“There are militant forms of pietism found in the polyester theology of fundamentalism. Here the emphasis is progressive morality. Or, on the other end of the pietistic spectrum, there are more popular and therapeutic forms. Anytime a sermon sounds like a self-help course and preacher sounds like a life-coach, you’re on this end of things. Despite the extreme and obvious differences in these two brands of pietism, they have one thing that binds them together; they are mainly concerned about how the individual lives. The fundamentalist wants to make sure you’re behaving. The pragmatist wants to make sure you’re flourishing. Different tones. Same focus—the life of the Christian.

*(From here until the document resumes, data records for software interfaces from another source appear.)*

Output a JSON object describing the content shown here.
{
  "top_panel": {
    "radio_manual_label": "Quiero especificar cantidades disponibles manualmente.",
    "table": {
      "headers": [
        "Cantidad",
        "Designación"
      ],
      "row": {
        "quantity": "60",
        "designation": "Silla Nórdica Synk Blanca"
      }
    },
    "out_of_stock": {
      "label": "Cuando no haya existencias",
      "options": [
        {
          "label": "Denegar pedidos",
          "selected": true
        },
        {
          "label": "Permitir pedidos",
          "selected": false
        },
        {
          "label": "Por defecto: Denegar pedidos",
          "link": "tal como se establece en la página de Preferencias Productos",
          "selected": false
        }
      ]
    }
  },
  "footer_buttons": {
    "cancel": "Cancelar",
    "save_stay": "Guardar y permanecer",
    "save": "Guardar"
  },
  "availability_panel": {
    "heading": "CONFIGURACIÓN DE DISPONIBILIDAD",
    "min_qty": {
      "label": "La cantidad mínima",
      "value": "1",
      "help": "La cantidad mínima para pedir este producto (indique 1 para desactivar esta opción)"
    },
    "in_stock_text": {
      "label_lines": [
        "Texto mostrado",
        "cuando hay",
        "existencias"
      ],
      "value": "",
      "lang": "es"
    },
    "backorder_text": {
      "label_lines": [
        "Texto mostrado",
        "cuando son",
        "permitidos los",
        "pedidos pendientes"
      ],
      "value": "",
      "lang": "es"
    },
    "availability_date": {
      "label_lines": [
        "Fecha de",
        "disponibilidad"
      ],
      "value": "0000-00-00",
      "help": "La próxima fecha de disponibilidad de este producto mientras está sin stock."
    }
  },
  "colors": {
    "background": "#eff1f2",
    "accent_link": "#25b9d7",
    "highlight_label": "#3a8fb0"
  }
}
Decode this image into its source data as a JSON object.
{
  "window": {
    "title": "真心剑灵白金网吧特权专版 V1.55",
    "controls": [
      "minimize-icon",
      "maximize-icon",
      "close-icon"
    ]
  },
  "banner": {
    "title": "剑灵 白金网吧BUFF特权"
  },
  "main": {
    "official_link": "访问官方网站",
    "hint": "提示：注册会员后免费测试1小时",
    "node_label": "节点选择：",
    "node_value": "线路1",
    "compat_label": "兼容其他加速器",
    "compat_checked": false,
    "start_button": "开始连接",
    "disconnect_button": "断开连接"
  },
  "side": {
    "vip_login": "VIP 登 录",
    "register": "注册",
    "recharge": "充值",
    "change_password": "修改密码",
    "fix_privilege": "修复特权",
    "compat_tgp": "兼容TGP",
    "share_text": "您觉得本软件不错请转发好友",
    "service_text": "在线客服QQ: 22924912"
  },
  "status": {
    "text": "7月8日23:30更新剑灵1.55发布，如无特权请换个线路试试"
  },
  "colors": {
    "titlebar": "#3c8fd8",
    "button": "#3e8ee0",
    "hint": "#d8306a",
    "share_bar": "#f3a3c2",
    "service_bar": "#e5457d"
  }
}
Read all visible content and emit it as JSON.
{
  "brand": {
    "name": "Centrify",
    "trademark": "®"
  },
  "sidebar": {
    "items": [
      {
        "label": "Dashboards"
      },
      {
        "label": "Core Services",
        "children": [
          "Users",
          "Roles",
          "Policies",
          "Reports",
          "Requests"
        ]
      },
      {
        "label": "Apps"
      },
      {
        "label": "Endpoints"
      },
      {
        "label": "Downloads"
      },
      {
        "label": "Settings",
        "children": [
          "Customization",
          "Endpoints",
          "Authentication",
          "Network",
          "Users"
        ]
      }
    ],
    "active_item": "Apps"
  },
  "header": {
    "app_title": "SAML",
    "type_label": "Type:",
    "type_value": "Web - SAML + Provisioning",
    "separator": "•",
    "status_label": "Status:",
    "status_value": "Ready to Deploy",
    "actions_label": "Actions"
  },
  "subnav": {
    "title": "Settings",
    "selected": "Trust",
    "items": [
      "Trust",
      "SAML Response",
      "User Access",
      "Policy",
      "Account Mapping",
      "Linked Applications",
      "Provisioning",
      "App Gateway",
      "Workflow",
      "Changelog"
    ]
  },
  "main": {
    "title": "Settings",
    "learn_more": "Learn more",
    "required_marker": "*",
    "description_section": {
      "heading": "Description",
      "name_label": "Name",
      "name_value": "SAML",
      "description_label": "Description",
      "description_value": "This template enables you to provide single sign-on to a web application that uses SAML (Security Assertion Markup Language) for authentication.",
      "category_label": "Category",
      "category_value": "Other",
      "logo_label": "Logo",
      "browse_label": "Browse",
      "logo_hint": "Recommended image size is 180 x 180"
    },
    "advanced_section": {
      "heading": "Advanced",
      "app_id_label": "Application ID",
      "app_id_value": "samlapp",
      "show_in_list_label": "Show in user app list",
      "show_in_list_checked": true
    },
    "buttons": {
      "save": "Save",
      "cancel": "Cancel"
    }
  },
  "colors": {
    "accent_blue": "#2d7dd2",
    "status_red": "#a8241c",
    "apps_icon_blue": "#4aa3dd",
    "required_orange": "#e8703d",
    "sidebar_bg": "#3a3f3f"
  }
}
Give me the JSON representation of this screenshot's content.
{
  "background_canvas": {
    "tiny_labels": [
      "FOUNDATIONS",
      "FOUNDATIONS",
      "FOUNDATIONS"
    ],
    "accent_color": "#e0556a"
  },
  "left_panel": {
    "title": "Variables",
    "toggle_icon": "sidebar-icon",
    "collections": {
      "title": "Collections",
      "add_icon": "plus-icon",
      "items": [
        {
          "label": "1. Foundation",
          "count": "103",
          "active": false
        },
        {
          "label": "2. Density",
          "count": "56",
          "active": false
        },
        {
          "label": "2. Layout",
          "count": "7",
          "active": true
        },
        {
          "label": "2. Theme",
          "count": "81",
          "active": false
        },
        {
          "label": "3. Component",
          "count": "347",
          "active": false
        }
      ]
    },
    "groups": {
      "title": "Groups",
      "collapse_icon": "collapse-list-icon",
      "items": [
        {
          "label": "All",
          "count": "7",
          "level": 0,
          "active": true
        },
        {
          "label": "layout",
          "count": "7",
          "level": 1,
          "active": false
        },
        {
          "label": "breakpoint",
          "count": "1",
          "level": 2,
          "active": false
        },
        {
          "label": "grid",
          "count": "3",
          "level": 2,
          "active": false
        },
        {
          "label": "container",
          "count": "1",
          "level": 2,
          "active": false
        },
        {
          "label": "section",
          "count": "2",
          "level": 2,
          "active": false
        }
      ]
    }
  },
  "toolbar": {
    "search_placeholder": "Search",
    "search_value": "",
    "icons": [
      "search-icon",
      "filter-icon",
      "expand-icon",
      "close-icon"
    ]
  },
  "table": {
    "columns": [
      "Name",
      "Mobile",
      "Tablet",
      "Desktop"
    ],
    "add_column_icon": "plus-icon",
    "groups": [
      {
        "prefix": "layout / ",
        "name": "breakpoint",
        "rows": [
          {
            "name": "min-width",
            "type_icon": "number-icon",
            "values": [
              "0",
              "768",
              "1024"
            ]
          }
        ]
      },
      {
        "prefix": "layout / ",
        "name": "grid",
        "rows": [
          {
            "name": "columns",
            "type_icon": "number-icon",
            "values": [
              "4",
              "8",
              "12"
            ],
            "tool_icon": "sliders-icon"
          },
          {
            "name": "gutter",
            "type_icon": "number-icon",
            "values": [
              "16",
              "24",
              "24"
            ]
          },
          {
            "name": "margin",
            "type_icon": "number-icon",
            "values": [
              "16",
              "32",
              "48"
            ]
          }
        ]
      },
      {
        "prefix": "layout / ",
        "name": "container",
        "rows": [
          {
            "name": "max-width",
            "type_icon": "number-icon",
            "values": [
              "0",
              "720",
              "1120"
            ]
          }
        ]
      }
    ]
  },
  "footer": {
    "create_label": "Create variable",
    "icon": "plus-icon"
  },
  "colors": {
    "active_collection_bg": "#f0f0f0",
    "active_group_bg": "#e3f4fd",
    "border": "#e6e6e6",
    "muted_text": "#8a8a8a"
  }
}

Not long after the Reformation a tedious and drawn out theological debate occurred within German Lutheranism over many number of issues. Disputations, as they were known, were common practice among the clergy. The pulpit was more or less a scholar’s desk.The pendulum had swung in the direction of hyper-orthodoxy and away from the initial personal effects of the Reformation. The Christian life was largely unaddressed. This focus created a distance between the clergy and laity. It put the practical truths of Scripture out of the hands of ordinary people. The combination of these and other factors led to nominalism within the Church. People attended church because that’s what German Protestants do.
Many prominent leaders of the time bemoaned the condition of the Lutheran state church and sought to change it. The Church needed to recapture the vital spiritual experience of the individual. To accomplish this they began to introduce elements of medieval mysticism back into common Christian practice. They wanted to replace hyper-orthodoxy with inner spiritualism and an “applied Christianity.” This is the moment pietism was born. Pietism is by nature a reaction to the extremes of confessional theology and the Church’s negligence of spirituality. In the pietist’s eyes sacramentalism and confessionalism were to blame for the condition of the Church. As a result, the confessional standards of the Church were largely ignored. The pendulum was pushed back in the opposite direction. Individual experience rather than orthodoxy was the central focus of the pietists. Pietism, wherever it ends up, carries with it elements of quietism (Christian mysticism), legalism, and separatism. Our modern idea of “personal holiness” finds its origins here, as does our penchant for obsessive spirituality, our modern concepts of “devotions” and a “devotional life,” and our practice of spiritual disciplines. By contrast, we might say reformed confessionalism emphasizes the objective realities of the work of Christ, and pietism emphasize subjective experiences of the individual Christian. The theology of the Reformation pointed out to Christ .The theology of pietism pointed in to the Christian.”